The starting rotation has also seen it’s share of troubles. Nine different pitchers have started a game for the Indians this season. But strictly from a performance perspective one wouldn’t have been able to say that the rotation was the team’s weak point. Justin Masterson has been leading the way, having a career season that’s placing him amongst the top starters in the AL. Josh Tomlin and Carlos Carrasco have been dependable. Between Fausto Carmona, Mitch Talbot, David Huff, Zack McAllister, and Alex White there seemed to be enough depth to keep things on pace over the remainder of the season.
But, it’s not everyday that a potential Ace becomes available on the trade market. At least, that’s what Ubaldo Jimenez is capable of being. The Indians – like numerous other teams which reportedly expressed some interest – made an offer and acquired the right hander in exchange for three pitchers – White, Drew Pomeranz, and Joe Gardner – and first baseman Matt McBride.
The fact that Jimenez was available in the first place seemed to surprise many, with some questioning whether the Colorado Rockies knew something that they weren’t making public about the 27-year-old right hander. However, despite the uncertainty and his underwhelming 2011 season there was still plenty of interest in a player who should be amongst the game’s best pitchers. That’s even before you look at the fact that he’s signed to a very team friendly contract that will pay him just $4.2 Million next season with two club options for 2013 and 2014 which combined would only cost an additional $13.75 Million.
The problem is he has had a very off season this year. In fact, this extends back to the 2010 All Star Break and has become a little concerning. The first half of the 2010 season, Jimenez sprinted out of the gates and posted a 15-1 record, 2.20 ERA, 113 strikeouts over 127.0 innings. Opponents batted just .198/.280/.302 against him. Over the latter half of that season Jimenez was a different pitcher. In 15 starts (94.2 innings) he went just 4-7 with a 3.80 ERA.
In 2011, he’s made 21 starts totaling 123.0 innings. He’s posted a 6-9 record with a 4.46 ERA and 118 strikeouts. His velocity has seemed down for much of the season and he’s often struggled to avoid big innings against him. The reason for the struggles is right now the great question and Indians fans are hoping that there isn’t something there that the Rockies didn’t share. If healthy, and if he can transition to the AL, Jimenez gives the Indians a second premier starter (alongside Masterson) to build around going forward – meaning this team could remain competitive beyond the next two months.

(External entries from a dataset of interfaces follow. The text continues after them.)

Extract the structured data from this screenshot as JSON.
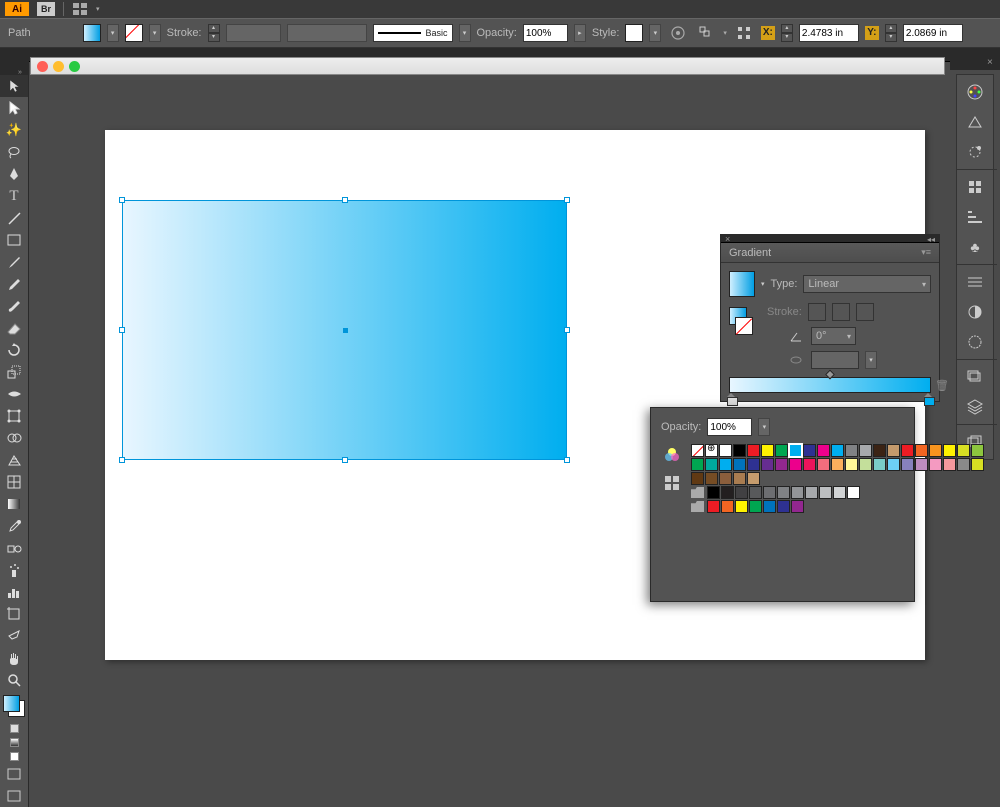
{
  "app": {
    "logo": "Ai",
    "bridge": "Br"
  },
  "control_bar": {
    "selection_label": "Path",
    "stroke_label": "Stroke:",
    "brush_label": "Basic",
    "opacity_label": "Opacity:",
    "opacity_value": "100%",
    "style_label": "Style:",
    "x_label": "X:",
    "x_value": "2.4783 in",
    "y_label": "Y:",
    "y_value": "2.0869 in"
  },
  "gradient_panel": {
    "title": "Gradient",
    "type_label": "Type:",
    "type_value": "Linear",
    "stroke_label": "Stroke:",
    "angle_value": "0°"
  },
  "swatch_panel": {
    "opacity_label": "Opacity:",
    "opacity_value": "100%",
    "rows": [
      [
        "none",
        "reg",
        "#ffffff",
        "#000000",
        "#ed1c24",
        "#fff200",
        "#00a651",
        "#00aeef",
        "#2e3192",
        "#ec008c",
        "#00aeef",
        "#808285",
        "#a7a9ac",
        "#3b2314",
        "#c49a6c",
        "#ed1c24",
        "#f26522",
        "#f7941e",
        "#fff200",
        "#d7df23",
        "#8dc63e"
      ],
      [
        "#00a651",
        "#00a99d",
        "#00aeef",
        "#0072bc",
        "#2e3192",
        "#662d91",
        "#92278f",
        "#ec008c",
        "#ed145b",
        "#f26d7d",
        "#fbaf5d",
        "#fff799",
        "#c4df9b",
        "#7accc8",
        "#6dcff6",
        "#8781bd",
        "#bd8cbf",
        "#f49ac1",
        "#f5989d",
        "#898989",
        "#d7df23"
      ],
      [
        "#603913",
        "#754c24",
        "#8b5e3c",
        "#a97c50",
        "#c69c6d"
      ],
      [
        "#000000",
        "#231f20",
        "#414042",
        "#58595b",
        "#6d6e71",
        "#808285",
        "#939598",
        "#a7a9ac",
        "#bcbec0",
        "#d1d3d4",
        "#ffffff"
      ],
      [
        "#ed1c24",
        "#f26522",
        "#fff200",
        "#00a651",
        "#0072bc",
        "#2e3192",
        "#92278f"
      ]
    ]
  },
  "tools": [
    "selection",
    "direct-selection",
    "magic-wand",
    "lasso",
    "pen",
    "type",
    "line",
    "rectangle",
    "paintbrush",
    "pencil",
    "blob-brush",
    "eraser",
    "rotate",
    "scale",
    "width",
    "free-transform",
    "shape-builder",
    "perspective",
    "mesh",
    "gradient",
    "eyedropper",
    "blend",
    "symbol-sprayer",
    "column-graph",
    "artboard",
    "slice",
    "hand",
    "zoom"
  ],
  "right_panels": [
    "color",
    "swatches",
    "brushes",
    "symbols",
    "stroke",
    "appearance",
    "graphic-styles",
    "transparency",
    "gradient",
    "layers",
    "artboards"
  ]
}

White, 22, made his MLB debut earlier this season for the Indians. He made 3 starts, going 1-0 with a 3.80 ERA over 15 innings. He struck out 13 but walked 9. He hasn’t thrown many innings in the minor leagues on the season either due to a blister that has kept him out of action for nearly two months. He should slide right into Colorado’s rotation as he’s the only MLB-ready talent received by the team in this trade.

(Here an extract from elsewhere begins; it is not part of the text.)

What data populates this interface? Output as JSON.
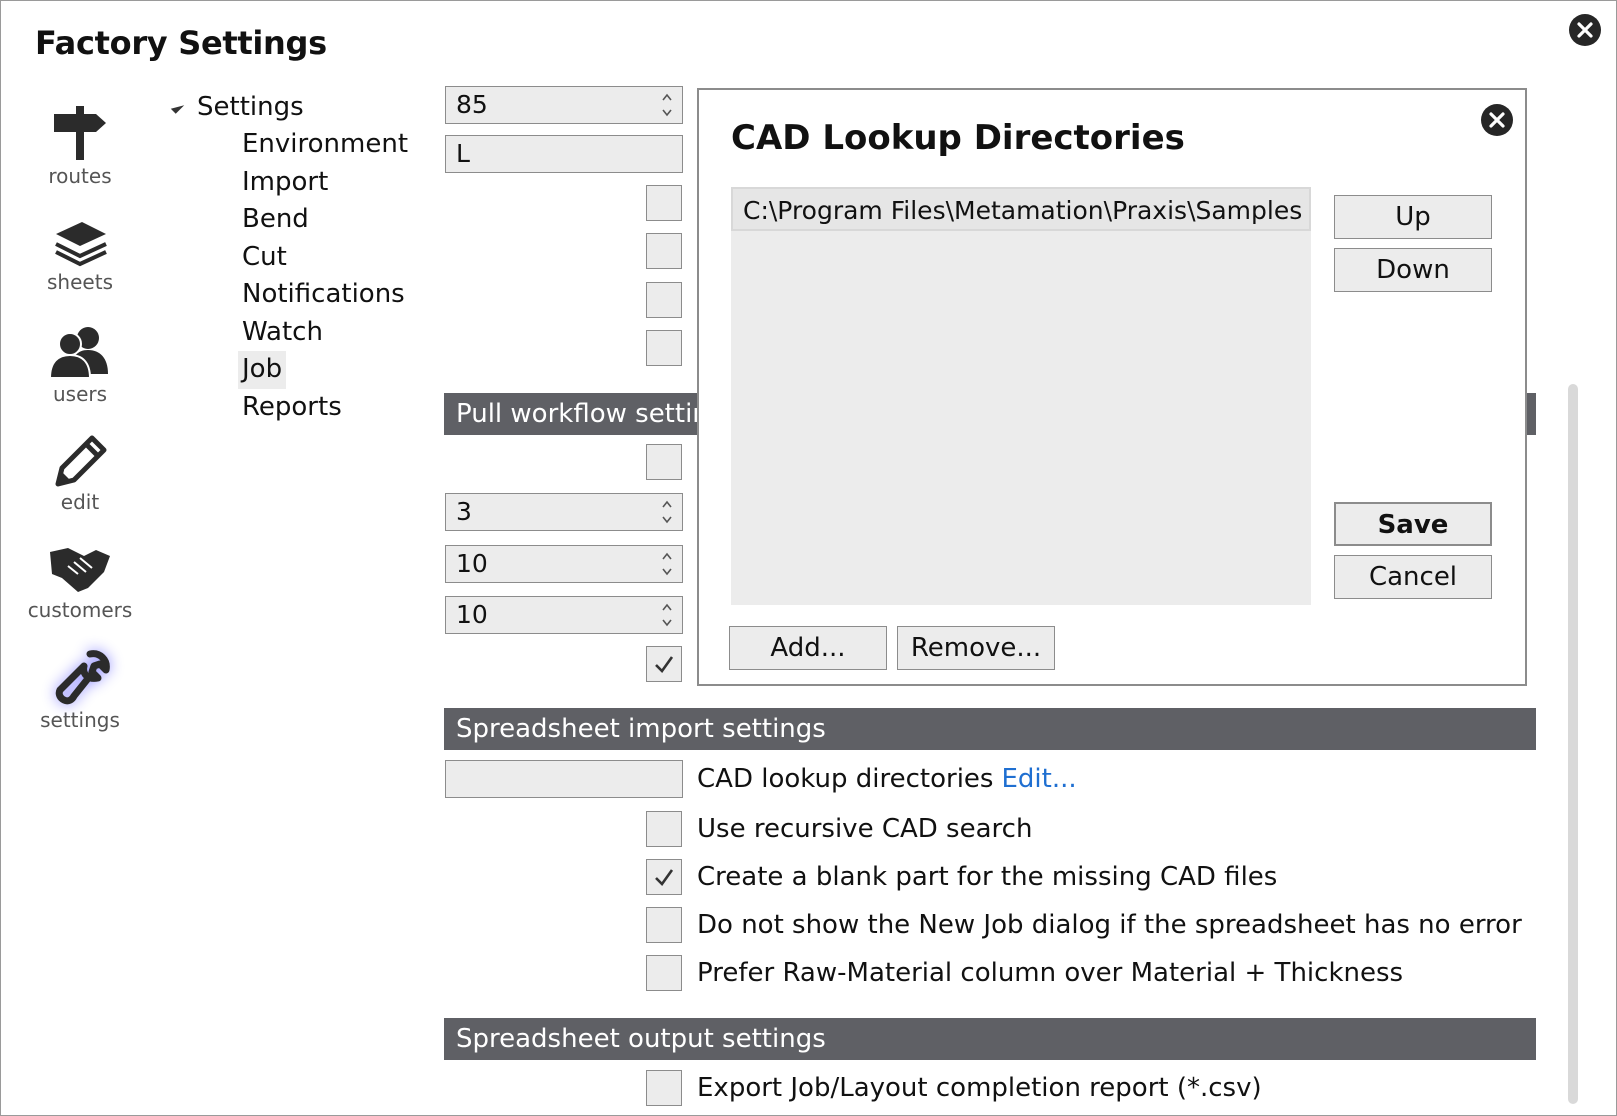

Pomeranz, 22, is the other key piece to the trade. Having been drafted just last year, he technically cannot be named as part of the trade until August 16th – one year from the date that he signed with Cleveland. The Indians have not held back on the young left hander as he was recently promoted to Double-A. In 18 starts on the season he’s totaled a 3-3 record and 2.19 ERA.
Gardner, 23, has also been pitching out of the rotation in Double-A but to lesser results. He’s 7-8 with a 4.99 ERA in 19 starts (97.1 innings). Control has been a concern and left handed batters have hit him hard this season.
McBride, 26, is the only position player in the deal and more of a minor league veteran than the rest. He hits Double-A pitching very well but has struggled to see those results translate at Triple-A. In 45 at bats at the level this season he’s hitting just .156/.191/.267.